#### PROMPT
Go through the lines below and copy each one that holds the string "comment".

(Data records)
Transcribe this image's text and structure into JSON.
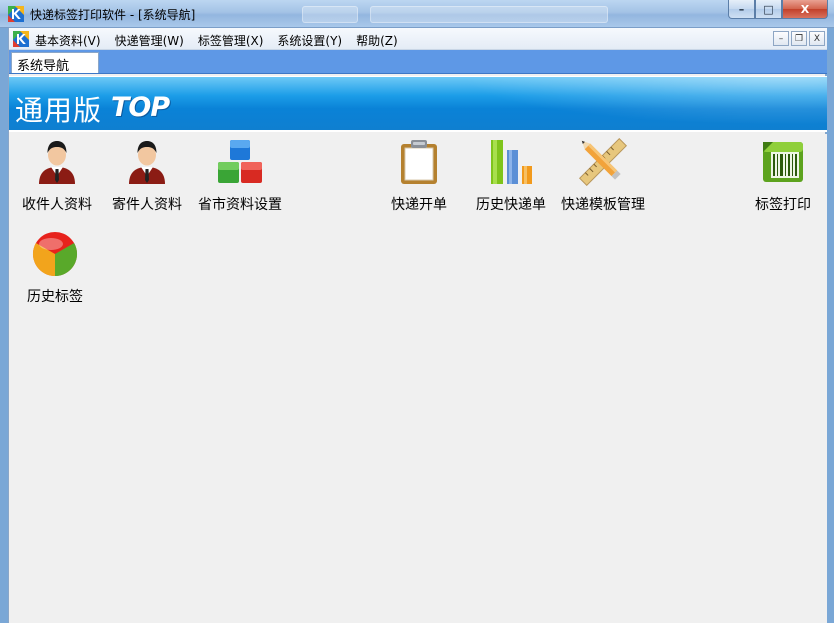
{
  "window": {
    "title": "快递标签打印软件 - [系统导航]",
    "buttons": {
      "minimize": "–",
      "maximize": "□",
      "close": "X"
    }
  },
  "menu": {
    "items": [
      "基本资料(V)",
      "快递管理(W)",
      "标签管理(X)",
      "系统设置(Y)",
      "帮助(Z)"
    ],
    "mdi_buttons": {
      "minimize": "–",
      "restore": "❐",
      "close": "X"
    }
  },
  "tabs": [
    {
      "label": "系统导航"
    }
  ],
  "banner": {
    "title": "通用版",
    "tag": "TOP"
  },
  "nav": {
    "receiver": "收件人资料",
    "sender": "寄件人资料",
    "province": "省市资料设置",
    "new_order": "快递开单",
    "history_orders": "历史快递单",
    "template": "快递模板管理",
    "label_print": "标签打印",
    "history_labels": "历史标签"
  },
  "colors": {
    "accent": "#5e98e6",
    "banner": "#0a82d7"
  }
}
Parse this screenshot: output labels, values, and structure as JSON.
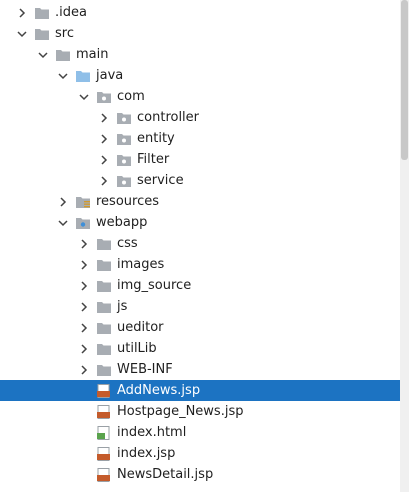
{
  "tree": {
    "items": [
      {
        "label": ".idea",
        "arrow": "right",
        "icon": "folder-icon"
      },
      {
        "label": "src",
        "arrow": "down",
        "icon": "folder-icon"
      },
      {
        "label": "main",
        "arrow": "down",
        "icon": "folder-icon"
      },
      {
        "label": "java",
        "arrow": "down",
        "icon": "source-folder-icon"
      },
      {
        "label": "com",
        "arrow": "down",
        "icon": "package-icon"
      },
      {
        "label": "controller",
        "arrow": "right",
        "icon": "package-icon"
      },
      {
        "label": "entity",
        "arrow": "right",
        "icon": "package-icon"
      },
      {
        "label": "Filter",
        "arrow": "right",
        "icon": "package-icon"
      },
      {
        "label": "service",
        "arrow": "right",
        "icon": "package-icon"
      },
      {
        "label": "resources",
        "arrow": "right",
        "icon": "resources-folder-icon"
      },
      {
        "label": "webapp",
        "arrow": "down",
        "icon": "web-folder-icon"
      },
      {
        "label": "css",
        "arrow": "right",
        "icon": "folder-icon"
      },
      {
        "label": "images",
        "arrow": "right",
        "icon": "folder-icon"
      },
      {
        "label": "img_source",
        "arrow": "right",
        "icon": "folder-icon"
      },
      {
        "label": "js",
        "arrow": "right",
        "icon": "folder-icon"
      },
      {
        "label": "ueditor",
        "arrow": "right",
        "icon": "folder-icon"
      },
      {
        "label": "utilLib",
        "arrow": "right",
        "icon": "folder-icon"
      },
      {
        "label": "WEB-INF",
        "arrow": "right",
        "icon": "folder-icon"
      },
      {
        "label": "AddNews.jsp",
        "arrow": "none",
        "icon": "jsp-file-icon",
        "selected": true
      },
      {
        "label": "Hostpage_News.jsp",
        "arrow": "none",
        "icon": "jsp-file-icon"
      },
      {
        "label": "index.html",
        "arrow": "none",
        "icon": "html-file-icon"
      },
      {
        "label": "index.jsp",
        "arrow": "none",
        "icon": "jsp-file-icon"
      },
      {
        "label": "NewsDetail.jsp",
        "arrow": "none",
        "icon": "jsp-file-icon"
      }
    ]
  },
  "colors": {
    "folder": "#a8adb3",
    "source_folder": "#8fbfe8",
    "selection": "#1c73c2",
    "jsp": "#c45b2b",
    "html": "#5aa34d"
  }
}
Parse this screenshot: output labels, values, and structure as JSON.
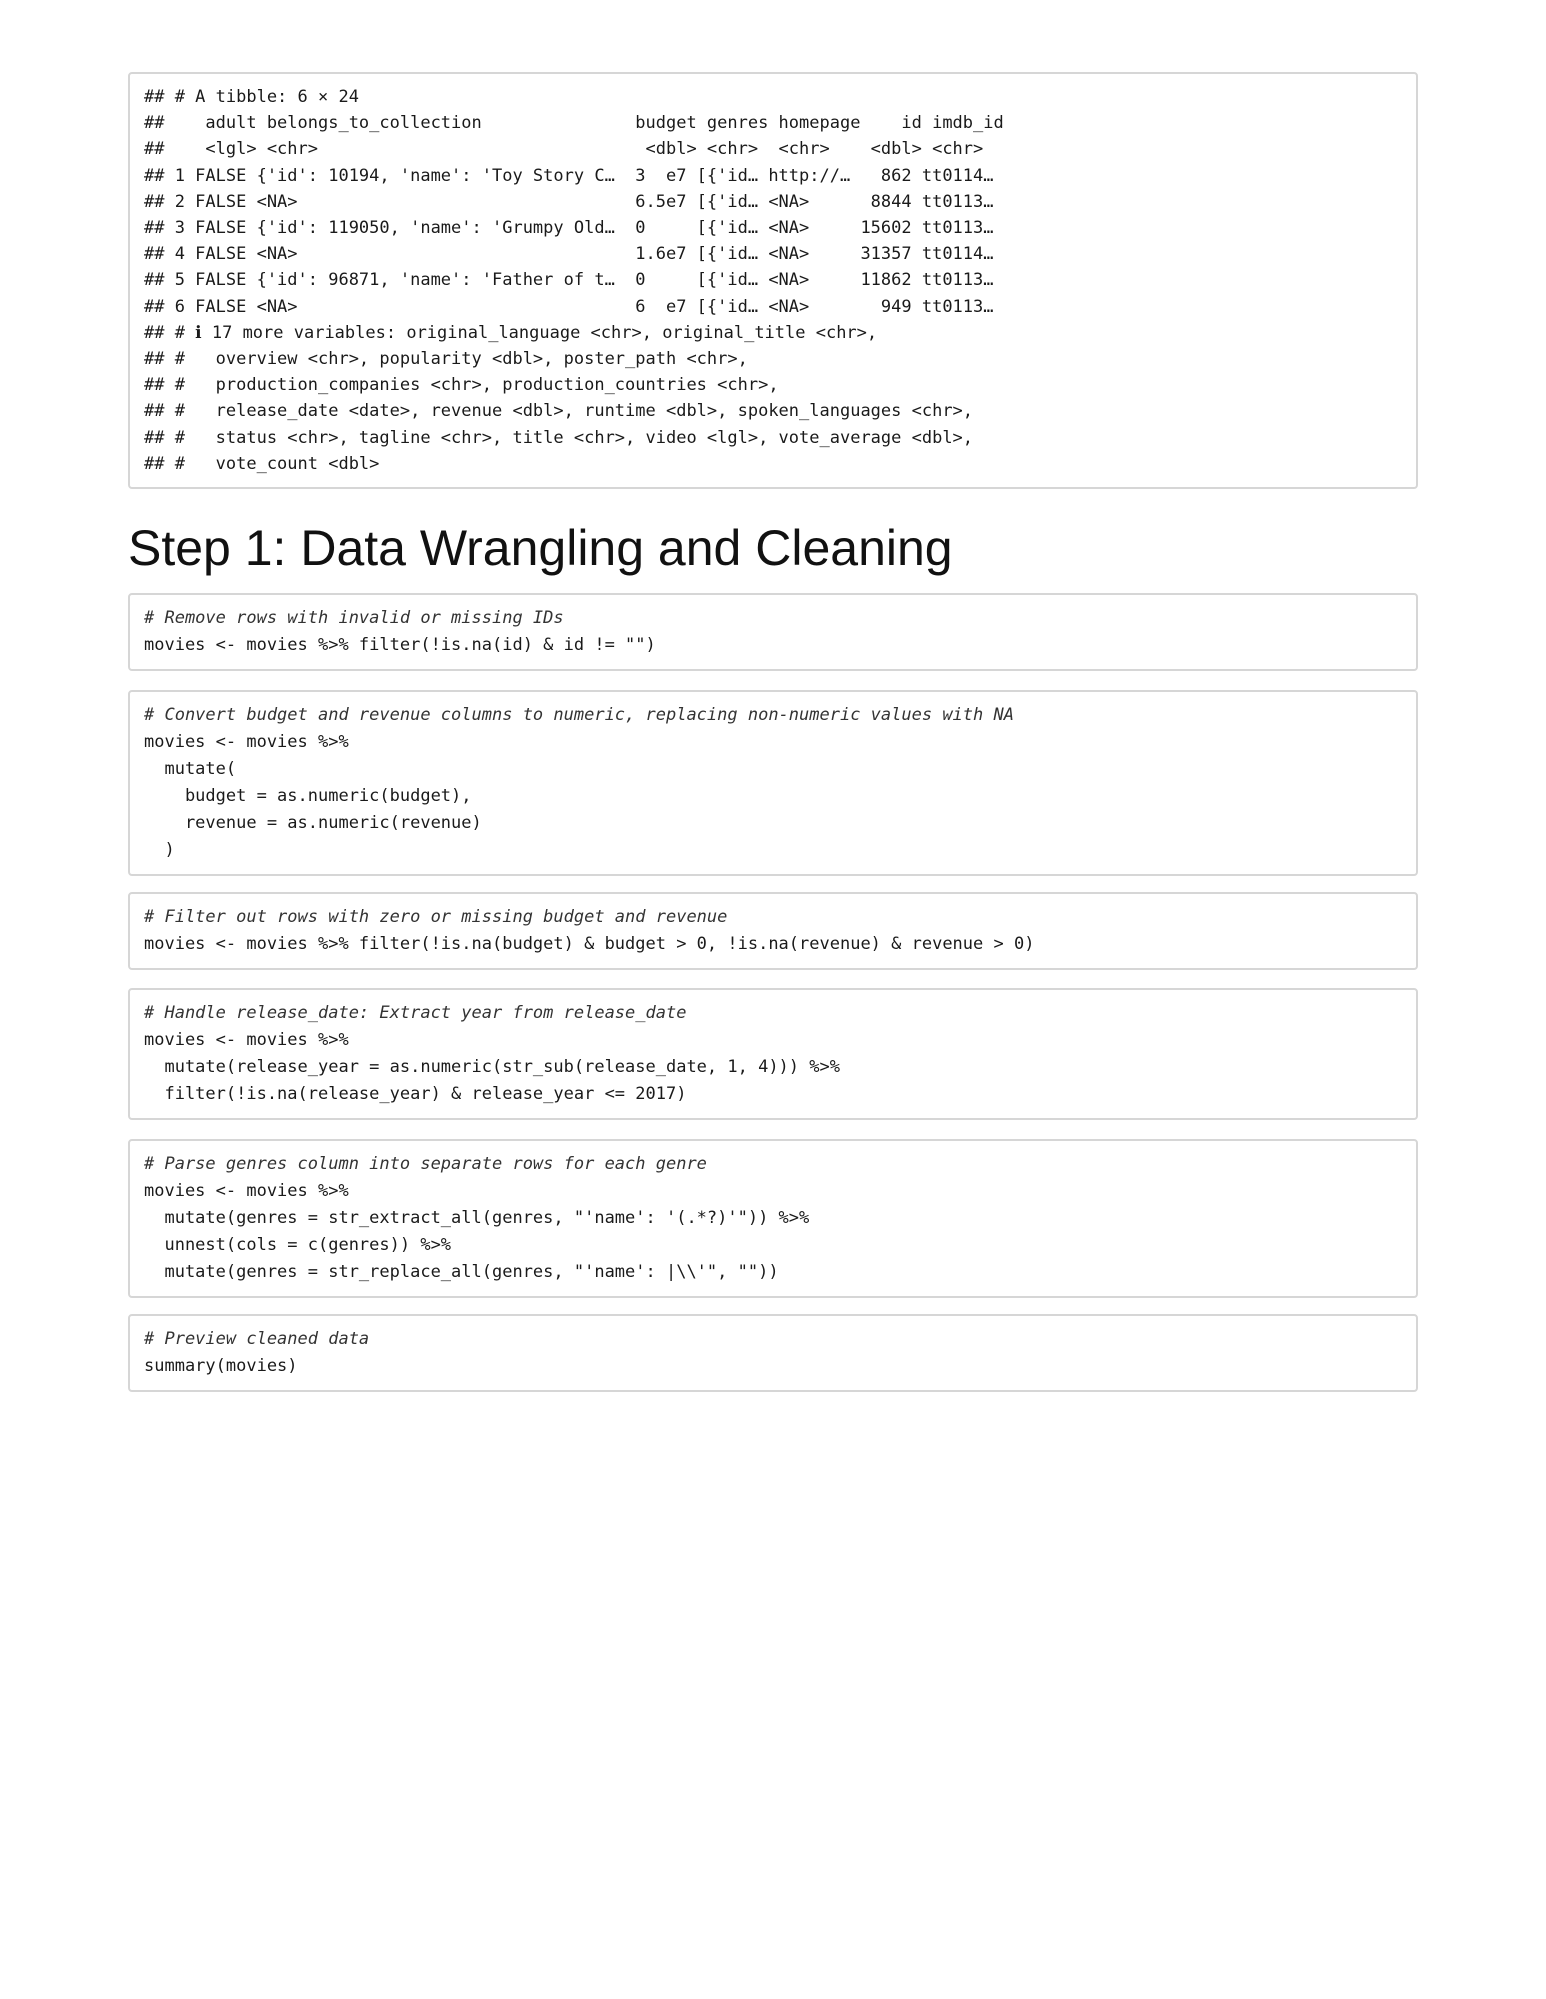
{
  "output_block": {
    "lines": [
      "## # A tibble: 6 × 24",
      "##    adult belongs_to_collection               budget genres homepage    id imdb_id",
      "##    <lgl> <chr>                                <dbl> <chr>  <chr>    <dbl> <chr>",
      "## 1 FALSE {'id': 10194, 'name': 'Toy Story C…  3  e7 [{'id… http://…   862 tt0114…",
      "## 2 FALSE <NA>                                 6.5e7 [{'id… <NA>      8844 tt0113…",
      "## 3 FALSE {'id': 119050, 'name': 'Grumpy Old…  0     [{'id… <NA>     15602 tt0113…",
      "## 4 FALSE <NA>                                 1.6e7 [{'id… <NA>     31357 tt0114…",
      "## 5 FALSE {'id': 96871, 'name': 'Father of t…  0     [{'id… <NA>     11862 tt0113…",
      "## 6 FALSE <NA>                                 6  e7 [{'id… <NA>       949 tt0113…",
      "## # ℹ 17 more variables: original_language <chr>, original_title <chr>,",
      "## #   overview <chr>, popularity <dbl>, poster_path <chr>,",
      "## #   production_companies <chr>, production_countries <chr>,",
      "## #   release_date <date>, revenue <dbl>, runtime <dbl>, spoken_languages <chr>,",
      "## #   status <chr>, tagline <chr>, title <chr>, video <lgl>, vote_average <dbl>,",
      "## #   vote_count <dbl>"
    ]
  },
  "section_heading": "Step 1: Data Wrangling and Cleaning",
  "code_blocks": [
    {
      "comment": "# Remove rows with invalid or missing IDs",
      "code": "movies <- movies %>% filter(!is.na(id) & id != \"\")"
    },
    {
      "comment": "# Convert budget and revenue columns to numeric, replacing non-numeric values with NA",
      "code": "movies <- movies %>%\n  mutate(\n    budget = as.numeric(budget),\n    revenue = as.numeric(revenue)\n  )"
    },
    {
      "comment": "# Filter out rows with zero or missing budget and revenue",
      "code": "movies <- movies %>% filter(!is.na(budget) & budget > 0, !is.na(revenue) & revenue > 0)"
    },
    {
      "comment": "# Handle release_date: Extract year from release_date",
      "code": "movies <- movies %>%\n  mutate(release_year = as.numeric(str_sub(release_date, 1, 4))) %>%\n  filter(!is.na(release_year) & release_year <= 2017)"
    },
    {
      "comment": "# Parse genres column into separate rows for each genre",
      "code": "movies <- movies %>%\n  mutate(genres = str_extract_all(genres, \"'name': '(.*?)'\")) %>%\n  unnest(cols = c(genres)) %>%\n  mutate(genres = str_replace_all(genres, \"'name': |\\\\'\", \"\"))"
    },
    {
      "comment": "# Preview cleaned data",
      "code": "summary(movies)"
    }
  ]
}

#### COMPLETED TASK
      "comment": "# Remove rows with invalid or missing IDs",
      "comment": "# Convert budget and revenue columns to numeric, replacing non-numeric values with NA",
      "comment": "# Filter out rows with zero or missing budget and revenue",
      "comment": "# Handle release_date: Extract year from release_date",
      "comment": "# Parse genres column into separate rows for each genre",
      "comment": "# Preview cleaned data",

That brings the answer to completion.